## ACTIVITY
Every single entry that follows is to be retyped exactly.

## AVAILABLE DATA
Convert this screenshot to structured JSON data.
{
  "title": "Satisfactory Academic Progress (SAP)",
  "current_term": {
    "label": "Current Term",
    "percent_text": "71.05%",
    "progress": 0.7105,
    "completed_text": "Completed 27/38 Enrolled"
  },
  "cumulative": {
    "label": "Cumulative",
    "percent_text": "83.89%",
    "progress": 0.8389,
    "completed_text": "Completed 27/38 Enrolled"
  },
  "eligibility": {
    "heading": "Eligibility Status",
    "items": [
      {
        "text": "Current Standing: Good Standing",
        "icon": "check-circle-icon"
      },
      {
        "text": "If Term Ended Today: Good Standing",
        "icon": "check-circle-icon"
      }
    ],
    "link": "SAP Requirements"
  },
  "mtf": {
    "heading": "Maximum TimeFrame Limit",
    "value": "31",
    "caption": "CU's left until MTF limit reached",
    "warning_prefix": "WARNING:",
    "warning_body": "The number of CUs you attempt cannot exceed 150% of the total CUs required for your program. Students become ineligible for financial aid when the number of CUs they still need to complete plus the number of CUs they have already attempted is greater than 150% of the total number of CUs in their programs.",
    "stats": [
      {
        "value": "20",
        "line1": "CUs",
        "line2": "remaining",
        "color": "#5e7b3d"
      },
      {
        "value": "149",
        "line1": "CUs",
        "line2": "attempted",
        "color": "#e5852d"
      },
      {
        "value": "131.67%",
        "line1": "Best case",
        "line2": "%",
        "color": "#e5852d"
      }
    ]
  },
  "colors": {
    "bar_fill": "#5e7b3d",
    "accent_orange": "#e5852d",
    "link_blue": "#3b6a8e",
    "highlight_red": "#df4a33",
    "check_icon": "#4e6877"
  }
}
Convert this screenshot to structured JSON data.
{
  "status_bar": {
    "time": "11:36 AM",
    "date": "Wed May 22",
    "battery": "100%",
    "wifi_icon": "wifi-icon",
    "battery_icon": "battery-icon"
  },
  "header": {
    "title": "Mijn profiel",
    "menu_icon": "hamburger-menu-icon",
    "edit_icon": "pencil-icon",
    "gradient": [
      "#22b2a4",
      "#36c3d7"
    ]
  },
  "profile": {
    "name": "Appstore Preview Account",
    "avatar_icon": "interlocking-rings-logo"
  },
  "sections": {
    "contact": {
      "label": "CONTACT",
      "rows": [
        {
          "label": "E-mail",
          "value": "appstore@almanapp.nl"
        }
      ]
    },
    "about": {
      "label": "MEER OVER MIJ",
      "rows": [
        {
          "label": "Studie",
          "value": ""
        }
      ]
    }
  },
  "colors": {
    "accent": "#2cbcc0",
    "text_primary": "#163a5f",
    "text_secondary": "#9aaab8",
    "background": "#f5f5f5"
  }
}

## THE ANSWER
Convert this screenshot to structured JSON data.
{
  "title": "Satisfactory Academic Progress (SAP)",
  "current_term": {
    "label": "Current Term",
    "percent_text": "71.05%",
    "progress": 0.7105,
    "completed_text": "Completed 27/38 Enrolled"
  },
  "cumulative": {
    "label": "Cumulative",
    "percent_text": "83.89%",
    "progress": 0.8389,
    "completed_text": "Completed 27/38 Enrolled"
  },
  "eligibility": {
    "heading": "Eligibility Status",
    "items": [
      {
        "text": "Current Standing: Good Standing",
        "icon": "check-circle-icon"
      },
      {
        "text": "If Term Ended Today: Good Standing",
        "icon": "check-circle-icon"
      }
    ],
    "link": "SAP Requirements"
  },
  "mtf": {
    "heading": "Maximum TimeFrame Limit",
    "value": "31",
    "caption": "CU's left until MTF limit reached",
    "warning_prefix": "WARNING:",
    "warning_body": "The number of CUs you attempt cannot exceed 150% of the total CUs required for your program. Students become ineligible for financial aid when the number of CUs they still need to complete plus the number of CUs they have already attempted is greater than 150% of the total number of CUs in their programs.",
    "stats": [
      {
        "value": "20",
        "line1": "CUs",
        "line2": "remaining",
        "color": "#5e7b3d"
      },
      {
        "value": "149",
        "line1": "CUs",
        "line2": "attempted",
        "color": "#e5852d"
      },
      {
        "value": "131.67%",
        "line1": "Best case",
        "line2": "%",
        "color": "#e5852d"
      }
    ]
  },
  "colors": {
    "bar_fill": "#5e7b3d",
    "accent_orange": "#e5852d",
    "link_blue": "#3b6a8e",
    "highlight_red": "#df4a33",
    "check_icon": "#4e6877"
  }
}
Convert this screenshot to structured JSON data.
{
  "status_bar": {
    "time": "11:36 AM",
    "date": "Wed May 22",
    "battery": "100%",
    "wifi_icon": "wifi-icon",
    "battery_icon": "battery-icon"
  },
  "header": {
    "title": "Mijn profiel",
    "menu_icon": "hamburger-menu-icon",
    "edit_icon": "pencil-icon",
    "gradient": [
      "#22b2a4",
      "#36c3d7"
    ]
  },
  "profile": {
    "name": "Appstore Preview Account",
    "avatar_icon": "interlocking-rings-logo"
  },
  "sections": {
    "contact": {
      "label": "CONTACT",
      "rows": [
        {
          "label": "E-mail",
          "value": "appstore@almanapp.nl"
        }
      ]
    },
    "about": {
      "label": "MEER OVER MIJ",
      "rows": [
        {
          "label": "Studie",
          "value": ""
        }
      ]
    }
  },
  "colors": {
    "accent": "#2cbcc0",
    "text_primary": "#163a5f",
    "text_secondary": "#9aaab8",
    "background": "#f5f5f5"
  }
}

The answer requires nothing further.